DESCRIPTION OF THE TASK: Write out all records as given; omit images.

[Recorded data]
○ ○ ○

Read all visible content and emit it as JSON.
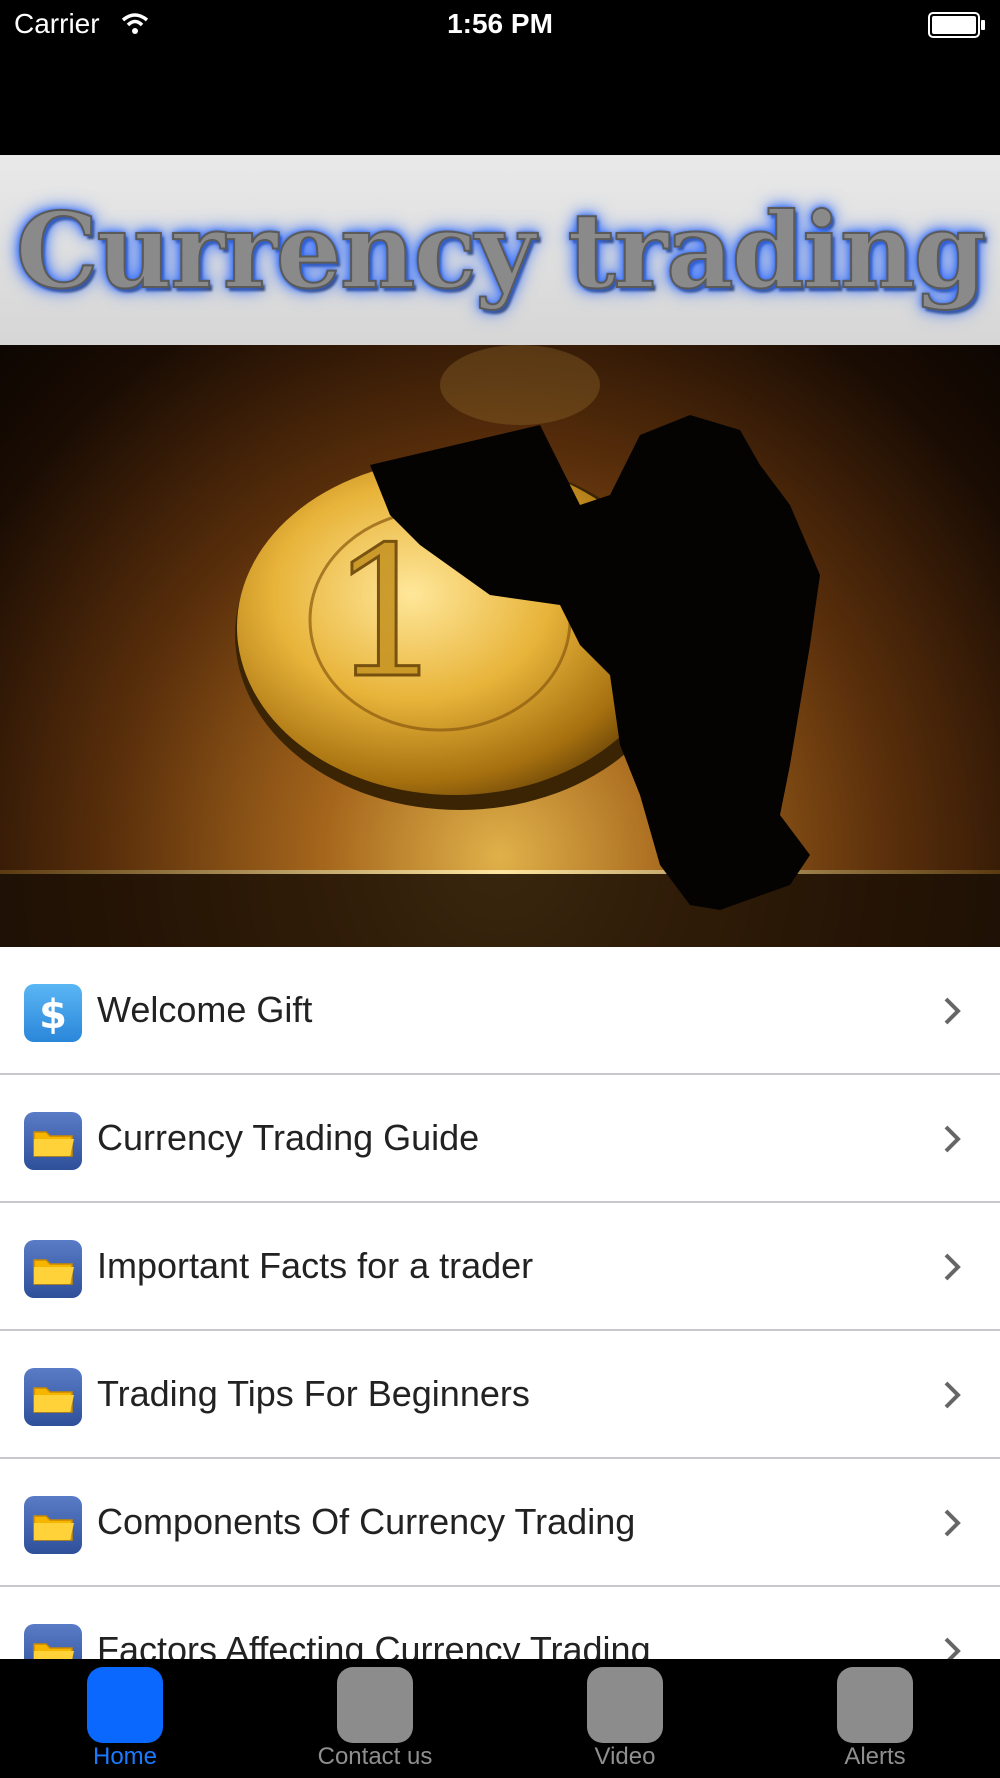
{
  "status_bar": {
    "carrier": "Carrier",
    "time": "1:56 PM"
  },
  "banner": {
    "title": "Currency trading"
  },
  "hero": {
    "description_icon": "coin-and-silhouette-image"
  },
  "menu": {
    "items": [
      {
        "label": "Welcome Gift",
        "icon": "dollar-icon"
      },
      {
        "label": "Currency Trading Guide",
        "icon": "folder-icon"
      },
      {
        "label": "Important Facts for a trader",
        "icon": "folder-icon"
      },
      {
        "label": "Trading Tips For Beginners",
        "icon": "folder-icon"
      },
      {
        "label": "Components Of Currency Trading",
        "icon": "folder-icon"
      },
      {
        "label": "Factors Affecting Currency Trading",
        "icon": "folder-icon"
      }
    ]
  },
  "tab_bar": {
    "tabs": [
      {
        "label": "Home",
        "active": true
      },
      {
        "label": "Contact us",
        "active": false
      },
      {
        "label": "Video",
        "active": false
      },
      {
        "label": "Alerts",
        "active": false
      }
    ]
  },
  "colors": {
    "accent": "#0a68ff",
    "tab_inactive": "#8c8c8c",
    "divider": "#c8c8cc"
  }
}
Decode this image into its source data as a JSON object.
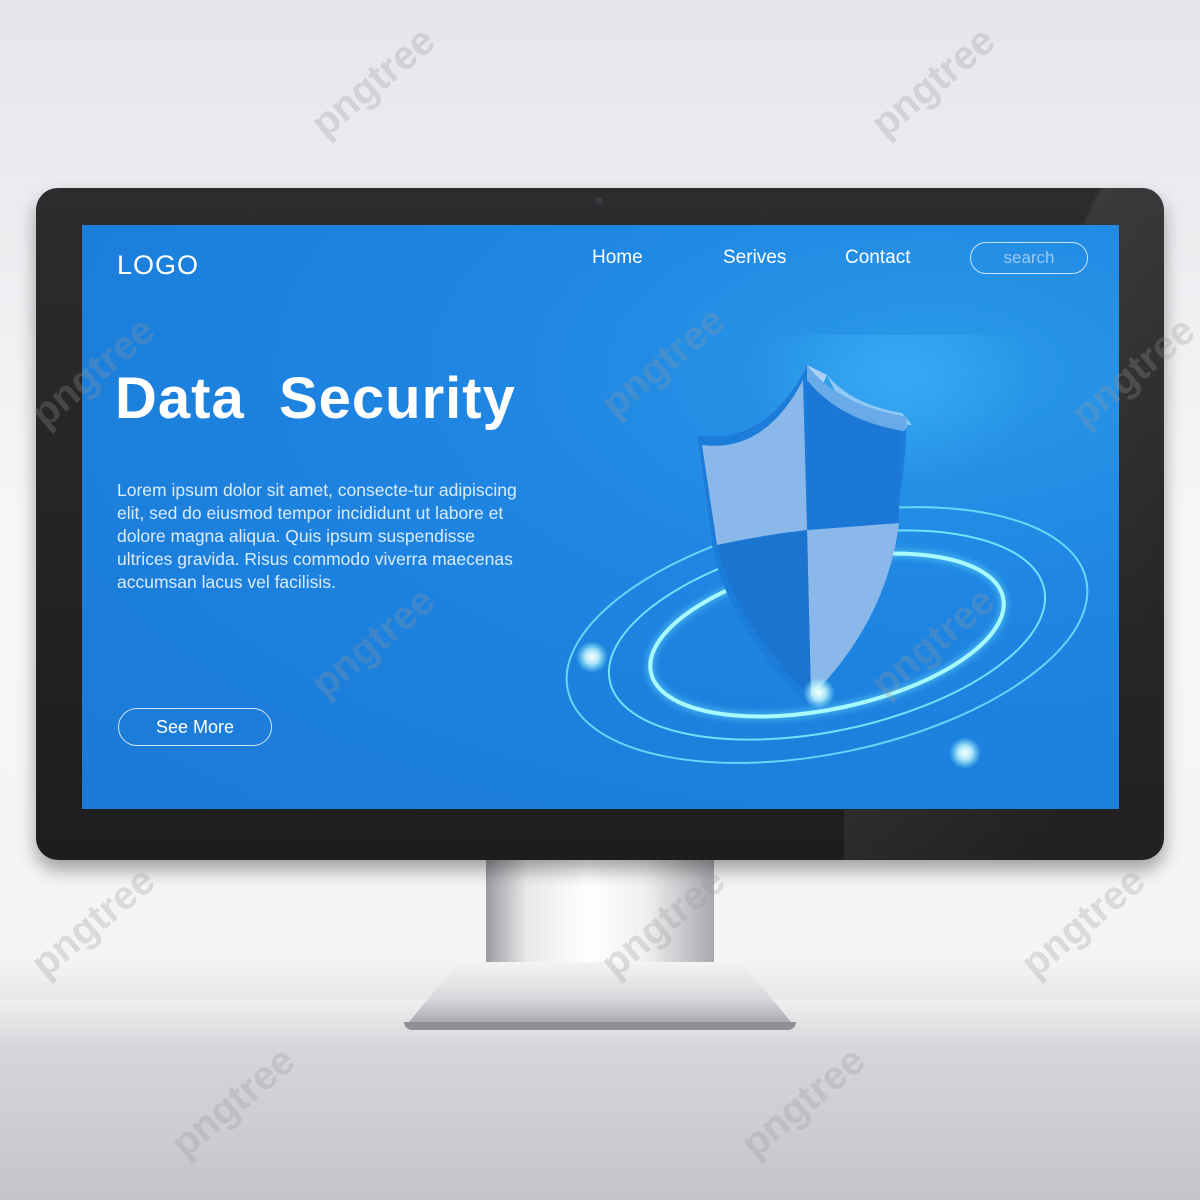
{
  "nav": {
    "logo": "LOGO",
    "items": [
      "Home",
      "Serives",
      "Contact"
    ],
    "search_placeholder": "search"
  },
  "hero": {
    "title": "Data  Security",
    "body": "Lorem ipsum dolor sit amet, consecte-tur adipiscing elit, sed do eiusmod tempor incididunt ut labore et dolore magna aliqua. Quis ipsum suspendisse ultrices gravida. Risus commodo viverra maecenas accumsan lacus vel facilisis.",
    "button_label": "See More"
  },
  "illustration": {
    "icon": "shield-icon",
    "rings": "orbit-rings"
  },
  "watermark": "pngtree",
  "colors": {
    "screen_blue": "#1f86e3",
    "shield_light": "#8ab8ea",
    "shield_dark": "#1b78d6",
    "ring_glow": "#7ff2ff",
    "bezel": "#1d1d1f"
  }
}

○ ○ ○

REPLY:
Read all visible content and emit it as JSON.
{
  "status_bar": {
    "carrier": "Carrier",
    "time": "1:56 PM"
  },
  "banner": {
    "title": "Currency trading"
  },
  "hero": {
    "description_icon": "coin-and-silhouette-image"
  },
  "menu": {
    "items": [
      {
        "label": "Welcome Gift",
        "icon": "dollar-icon"
      },
      {
        "label": "Currency Trading Guide",
        "icon": "folder-icon"
      },
      {
        "label": "Important Facts for a trader",
        "icon": "folder-icon"
      },
      {
        "label": "Trading Tips For Beginners",
        "icon": "folder-icon"
      },
      {
        "label": "Components Of Currency Trading",
        "icon": "folder-icon"
      },
      {
        "label": "Factors Affecting Currency Trading",
        "icon": "folder-icon"
      }
    ]
  },
  "tab_bar": {
    "tabs": [
      {
        "label": "Home",
        "active": true
      },
      {
        "label": "Contact us",
        "active": false
      },
      {
        "label": "Video",
        "active": false
      },
      {
        "label": "Alerts",
        "active": false
      }
    ]
  },
  "colors": {
    "accent": "#0a68ff",
    "tab_inactive": "#8c8c8c",
    "divider": "#c8c8cc"
  }
}
Decode this image into its source data as a JSON object.
{
  "nav": {
    "logo": "LOGO",
    "items": [
      "Home",
      "Serives",
      "Contact"
    ],
    "search_placeholder": "search"
  },
  "hero": {
    "title": "Data  Security",
    "body": "Lorem ipsum dolor sit amet, consecte-tur adipiscing elit, sed do eiusmod tempor incididunt ut labore et dolore magna aliqua. Quis ipsum suspendisse ultrices gravida. Risus commodo viverra maecenas accumsan lacus vel facilisis.",
    "button_label": "See More"
  },
  "illustration": {
    "icon": "shield-icon",
    "rings": "orbit-rings"
  },
  "watermark": "pngtree",
  "colors": {
    "screen_blue": "#1f86e3",
    "shield_light": "#8ab8ea",
    "shield_dark": "#1b78d6",
    "ring_glow": "#7ff2ff",
    "bezel": "#1d1d1f"
  }
}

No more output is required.